Fire Mountain Gems and Beads has introduced a light weight sterling silver chain. When they say “light weight” they mean it! When I first received the sample I was surprised how thin it was. I’ve never worked with such thin chains. My work is more on the “robust” side. While attending a few art and craft shows recently, I took the time to chat with jewellery makers who had “petite” jewellery in their booths. All were surprised that the “barely there” jewellery was the hot item this year especially for buyers between 25 and 35 years old. Continue reading…
Whenever I teach a metal clay class I always see students carefully re-wrapping their metal clay and putting it back into the packaging. I hate to see fresh metal clay dry out so I show my students several ways to store metal clay. Here are a few of my favourites for keeping metal clay either lump or syringe types ready to use and in their optimal condition.
Long Term Storage
Clay: There are several ideas for long term storage. Some people like to use pressed powder containers with a wet sponge on top. Others have purchased different storage containers from metal clay sellers. I find the lotion sample containers from the make up counter to be cheap and plentiful. I like to have containers dedicated for one type of clay. Simply write the type of clay on the lid. A small piece of wet sponge can be added for really long term storage.
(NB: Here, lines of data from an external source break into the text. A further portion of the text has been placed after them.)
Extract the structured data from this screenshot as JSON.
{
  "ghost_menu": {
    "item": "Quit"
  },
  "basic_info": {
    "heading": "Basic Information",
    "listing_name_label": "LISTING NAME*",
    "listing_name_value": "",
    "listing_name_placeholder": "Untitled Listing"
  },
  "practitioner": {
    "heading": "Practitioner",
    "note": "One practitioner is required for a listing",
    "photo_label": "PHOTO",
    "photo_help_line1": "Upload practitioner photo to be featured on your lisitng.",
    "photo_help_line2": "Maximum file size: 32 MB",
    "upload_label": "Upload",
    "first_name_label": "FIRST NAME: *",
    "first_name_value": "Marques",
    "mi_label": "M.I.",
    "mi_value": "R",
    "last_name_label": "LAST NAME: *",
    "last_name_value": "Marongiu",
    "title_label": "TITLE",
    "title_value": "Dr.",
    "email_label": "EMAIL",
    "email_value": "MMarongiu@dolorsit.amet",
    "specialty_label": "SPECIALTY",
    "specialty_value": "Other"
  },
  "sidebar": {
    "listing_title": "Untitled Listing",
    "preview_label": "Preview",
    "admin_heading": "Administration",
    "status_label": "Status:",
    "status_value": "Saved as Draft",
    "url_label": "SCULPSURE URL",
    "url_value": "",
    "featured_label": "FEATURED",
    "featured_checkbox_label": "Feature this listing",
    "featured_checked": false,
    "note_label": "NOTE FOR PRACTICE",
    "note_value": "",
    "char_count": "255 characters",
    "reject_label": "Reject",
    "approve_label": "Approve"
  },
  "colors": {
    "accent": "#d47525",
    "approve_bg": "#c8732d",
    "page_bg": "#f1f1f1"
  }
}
Syringes: I have a few containers that hold water and seal off the syringe. I like this one by Linda Stiles Smith which is sold by Rio Grande. Continue reading…
Ever have the thought that because you can’t draw you aren’t an artist? Well, according to the newest craze spreading across the country, if you can hold a pen and make a line, you can draw beautiful pictures. Does this make you an artist? Maybe not, but just about everyone who has tried it creates at least ONE original drawing, often worthy of framing!
Last fall I was introduced to a drawing technique called Zentangle®. A friend found it online, I ordered the kit, three of us watched the video, tried it out and we were hooked! We each have different backgrounds, but we were each able to create a set of diverse and interesting drawings.
The premise behind the process is that you combine some Zen time, soft music and quiet environment with a directed type of mark making, and you create small, 3.5”x3.5” (8.8cm) drawings full of dynamic patterns and shapes. By engaging your right brain in this way anyone can draw some pretty spectacular designs. Zentangle® provides a way to shift your focus and perspective onto the process of what you are doing and away from the results. Continue reading…
Products Reviewed: Helen Breil Designer Texture Stamps,Rivet Piercing/Setting Tool and the Jool Tool
Helen Breil Designer Texture Stamps
Zentangles®, a meditative, repetitive form of doodling, seems to be everywhere these days. Last month, Metal Clay Artist published an article by Linda Styles Smith that explored a number of ways these highly graphic drawings could be used for textures in metal clay. Those who like the patterns, but don’t feel like creating their own, can now get the look from designer Helen Breil’s intriguing line of texture plates inspired by her experiments with Zentangles®. Continue reading…